  43. 43. UICC Security Domains • Advancements in Integrated Chip (IC) technology permit the partitioning of the UICC into several security domains (SD). • hosting applications provided by multiple 3rd parties, e.g. various CIBs, where the UICC space is securely shared between them. • This allows the MNO, as well as 3rd parties such as Card Issuing Banks, to maintain the needed confidentiality of their data and applications and protect them from access by other 3rd parties. • Each application is stored in its own SD, with neither the MNO nor the CIBs having the possibility to access each other’s application and data.
  44. 44. UICC Security Domains
  45. 45. Issuer Security Domain (ISD) • The Issuer Security Domain (ISD) is the first application installed on a UICC, and establishes supplementary security domains for service providers. • It is assumed that the keys to each SD will be forwarded to the 3rd parties (i.e. TSMs or CIBs respectively) and can then be subsequently reset by the 3rd party to establish privacy.
  46. 46. Selection of the secure element in a multiple SE architecture Security Domain On card entity providing support for the control, security and communication requirement of an off-card entity, supporting services such as key handling, encryption, decryption, digital signature generation and verification for their provider’s application.
  47. 47. Selection of the secure element in a multiple SE architecture
  48. 48. Selection of the secure element in a multiple SE architecture
  49. 49. UICC environment
  50. 50. UICC Architecture
  51. 51. Mobile NFC device architecture overview
  52. 52. Mobile NFC Device Architecture • A Mobile NFC device provides a combination of NFC services with mobile telephony services. With this definition, a mobile phone employing a UICC as the Secure Element and an NFC controller can provide an ideal platform for NFC service applications. • Within this context, the UICC hosts and manages the NFC service files and applications, while the NFC controller manages the NFC interface (i.e. to the contactless reader)
  53. 53. Mobile NFC Device Architecture Security Issues: Handset • Secure display on the screen and secure entry on the keyboard • User Interface Authentication NFC services • Enhancing security by employing handset connectivity • NFC Application Approval
  54. 54. The standard was developed by the Working Group 8 of Subcommittee 17 in ISO's/IEC's Joint Technical Committee 1
  55. 55. Four Tag Types to be operable with NFC Device • The backbone of interoperability between deferent NFC tag provider and NFC device manufacturers (existing) • modulation methods, coding schemes, protocol initialization procedures and transmission protocol
  56. 56. Type 1 Tag • Based on ISO/IEC 14443A • Tags are read and re-write capable • Users can configure the tag to become read only • Memory availability is 96 byte (expandable to 2kbyte • Communication speed is 106 kbit/s
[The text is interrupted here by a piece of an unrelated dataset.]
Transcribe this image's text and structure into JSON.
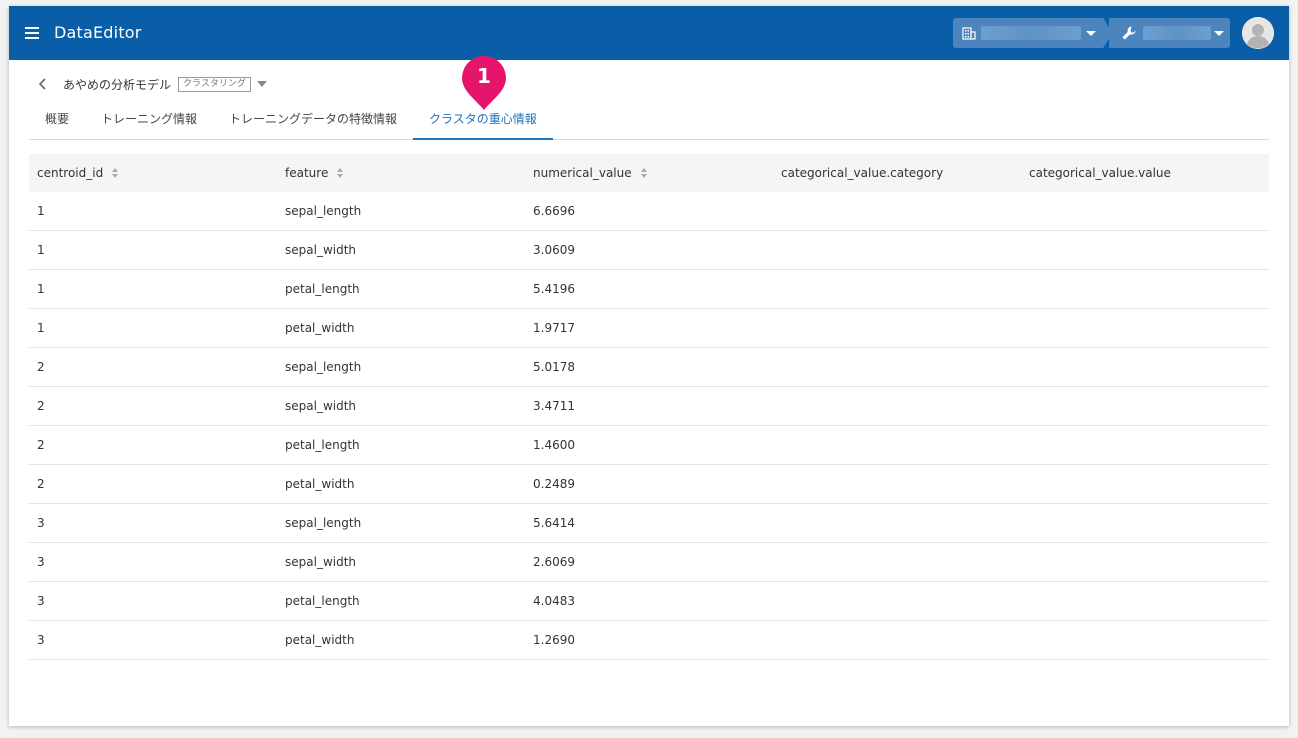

  57. 57. Type 2 Tag • Based on ISO/IEC 14443A • Tags are read and re-write capable • Users can configure the tag to become read only • Memory availability is 48 byte (expandable to 2kbyte • Communication speed is 106 kbit/s
  58. 58. Type 3 Tag • Based on Japanese Industrial Standard (JIS) X 6319-4 • know as FeliCa • Tags are pre-configured at manufacture to be either read and re-writeable, or read only • Memory availability is variable, theoretical memory limit is 1MByte per service • Communication speed is 212 kbit/s or 424kbit/s
  59. 59. Type 4 Tag • Fully compatible with the ISO/IEC 14443 standard series. • Tags are pre-configured at manufacture to be either read and re-writeable, or read only • Memory availability is variable, up to 32 KByte per service • Communication interface is either Type A or Type B compliant and its speed is up to 424 kbit/s
  60. 60. Thanks You